Why Birth Matters

May 31, 2016

Birth Matters | www.nalumana.com

Birth matters.


And not because there’s a unique, fresh, innocent, [adorable, snuggly, pink, delicious] new baby that comes into the world as a result.

It’s because as that unique, fresh, innocent, [adorable, snuggly, pink, delicious] baby is born,

so too is a woman.

A wise woman who is love, she is of love.

She looks at you with different eyes once they have cast a first glance at the child she grew and nourished inside of her.  They are welled with tears and yet steadier.  Stronger.

She is stronger than she ever thought she would be.

Her self-doubt, dissolved.

She is deeply, inherently, in-tune with her instincts.  She is confident, not just in birth, not just in mothering, but in her ability to go forward in her life

asking for what she wants

letting go of what doesn’t serve her

standing in her deepest power

At least, this is what we hope for.  This is the potential of birth.


But as women, as a society, we overlook this potential.

The vast majority of us think of birth as something to be gotten through, numbed and distracted.  A means to an end.  We give up our agency and our power and we hand

our complete transformation as women


over to a medical system that is completely and utterly disconnected from the beating heart of what birth could possibly be, if we would only let it.

I blame no one, for ignorance is nothing to be blamed for:  ignorance, by its very definition, releases the bearer from responsibility – both onus and, as my dear friend often reminds me, the “ability to respond.”

But I offer this:

What if? 


What if we took back birth?  What if we embraced it as the transformation it is?  What if we went into this transformation with our eyes wide open?  What if we were supported to realize our own power through the event of birth in a way that can never be taken away from us?  What if we placed the medical system precisely where it belongs within the context of birth, which is to say, only when truly necessary, and then supported women to ensure that necessary really meant only that.

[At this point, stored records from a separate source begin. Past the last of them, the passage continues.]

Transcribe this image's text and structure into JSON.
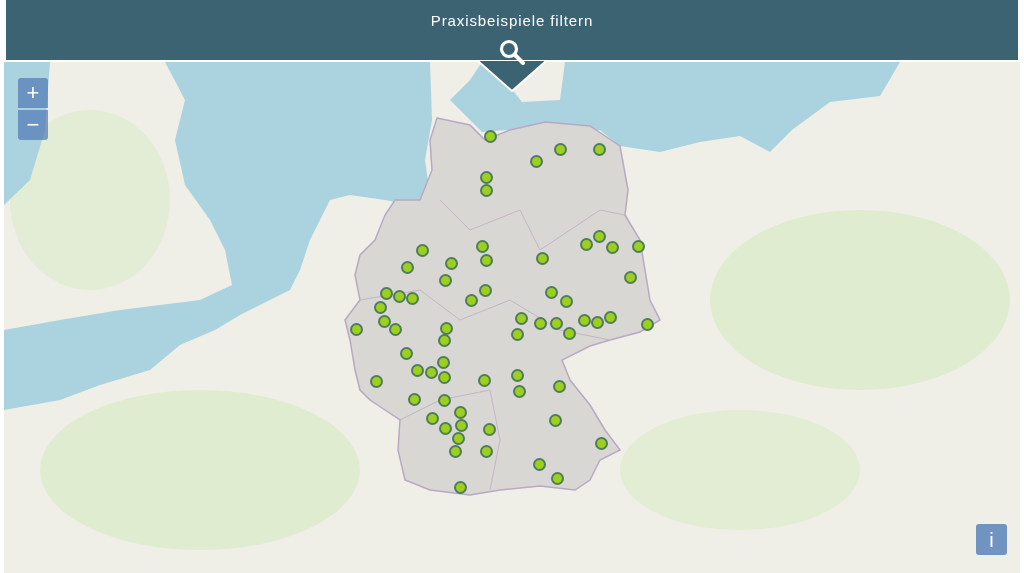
{
  "filter_bar": {
    "title": "Praxisbeispiele filtern"
  },
  "map": {
    "zoom_in": "+",
    "zoom_out": "−",
    "info_button": "i"
  }
}
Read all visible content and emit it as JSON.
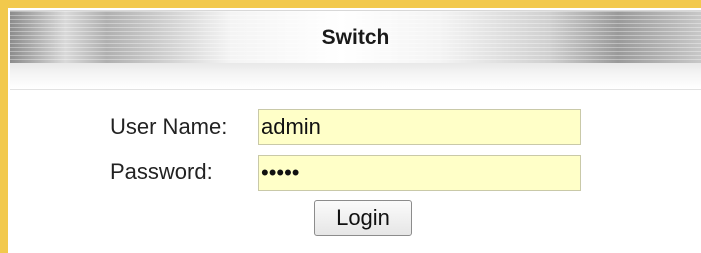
{
  "window": {
    "title": "Switch"
  },
  "login_form": {
    "username_label": "User Name:",
    "username_value": "admin",
    "password_label": "Password:",
    "password_value": "admin",
    "login_button_label": "Login"
  },
  "colors": {
    "outer_border": "#f2c94c",
    "input_background": "#ffffc8"
  }
}
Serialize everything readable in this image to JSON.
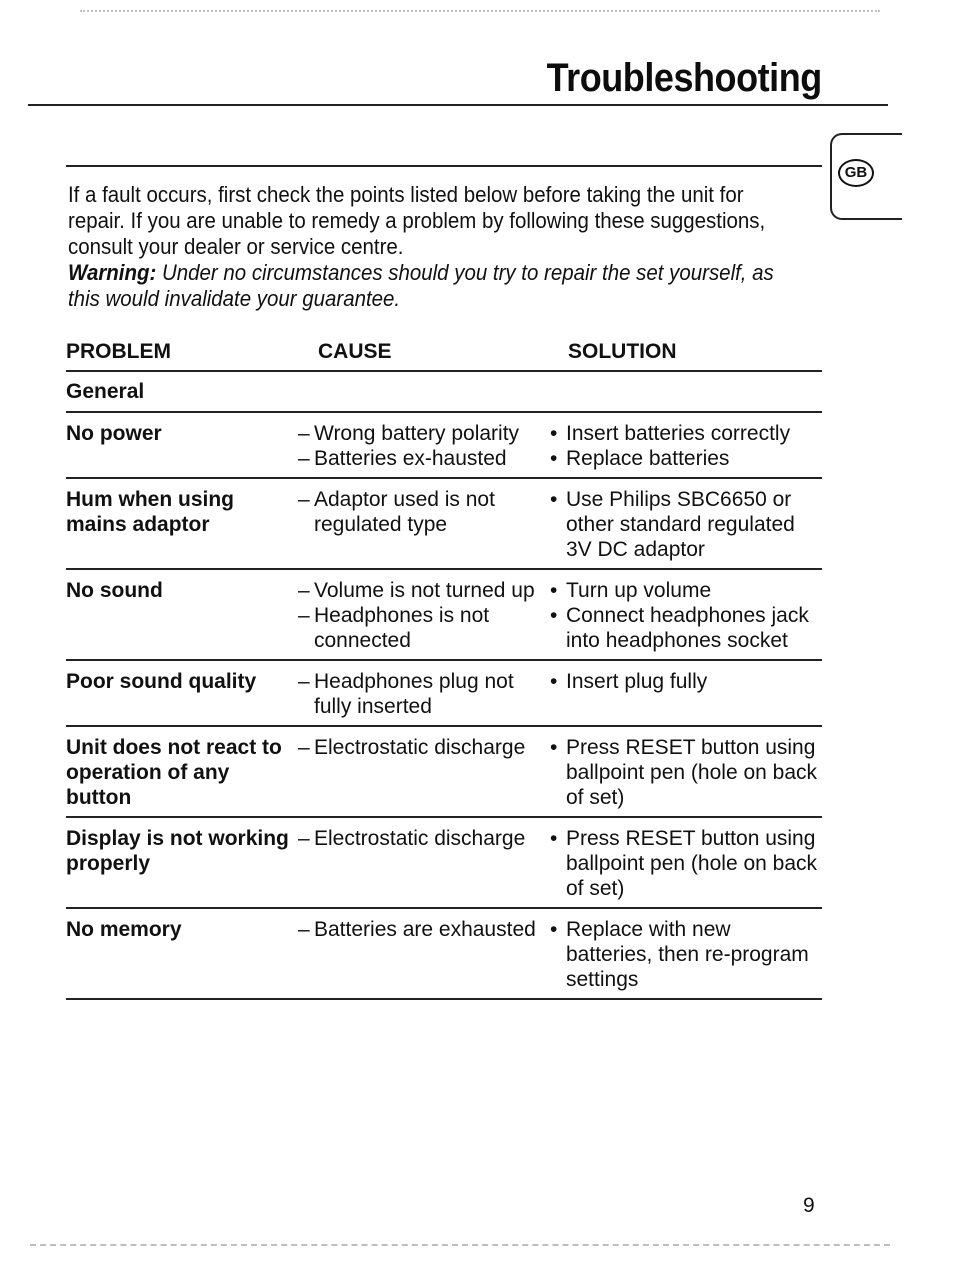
{
  "page": {
    "title": "Troubleshooting",
    "language_badge": "GB",
    "page_number": "9"
  },
  "intro": {
    "paragraph": "If a fault occurs, first check the points listed below before taking the unit for repair. If you are unable to remedy a problem by following these suggestions, consult your dealer or service centre.",
    "warning_label": "Warning:",
    "warning_text": " Under no circumstances should you try to repair the set yourself, as this would invalidate your guarantee."
  },
  "table": {
    "headers": {
      "problem": "PROBLEM",
      "cause": "CAUSE",
      "solution": "SOLUTION"
    },
    "section": "General",
    "rows": [
      {
        "problem": "No power",
        "causes": [
          "Wrong battery polarity",
          "Batteries ex-hausted"
        ],
        "solutions": [
          "Insert batteries correctly",
          "Replace batteries"
        ]
      },
      {
        "problem": "Hum when using mains adaptor",
        "causes": [
          "Adaptor used is not regulated type"
        ],
        "solutions": [
          "Use Philips SBC6650 or other standard regulated 3V DC adaptor"
        ]
      },
      {
        "problem": "No sound",
        "causes": [
          "Volume is not turned up",
          "Headphones is not connected"
        ],
        "solutions": [
          "Turn up volume",
          "Connect headphones jack into headphones socket"
        ]
      },
      {
        "problem": "Poor sound quality",
        "causes": [
          "Headphones plug not fully inserted"
        ],
        "solutions": [
          "Insert plug fully"
        ]
      },
      {
        "problem": "Unit does not react to operation of any button",
        "causes": [
          "Electrostatic discharge"
        ],
        "solutions": [
          "Press RESET button using ballpoint pen (hole on back of set)"
        ]
      },
      {
        "problem": "Display is not working properly",
        "causes": [
          "Electrostatic discharge"
        ],
        "solutions": [
          "Press RESET button using ballpoint pen (hole on back of set)"
        ]
      },
      {
        "problem": "No memory",
        "causes": [
          "Batteries are exhausted"
        ],
        "solutions": [
          "Replace with new batteries, then re-program settings"
        ]
      }
    ],
    "cause_marker": "–",
    "solution_marker": "•"
  }
}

What if every time a woman gave birth, we, as a collective, took back a piece of the power that has been systematically and systemically disallowed us.

What then?
What if?


I don’t like to use the world revolution lightly,


What if?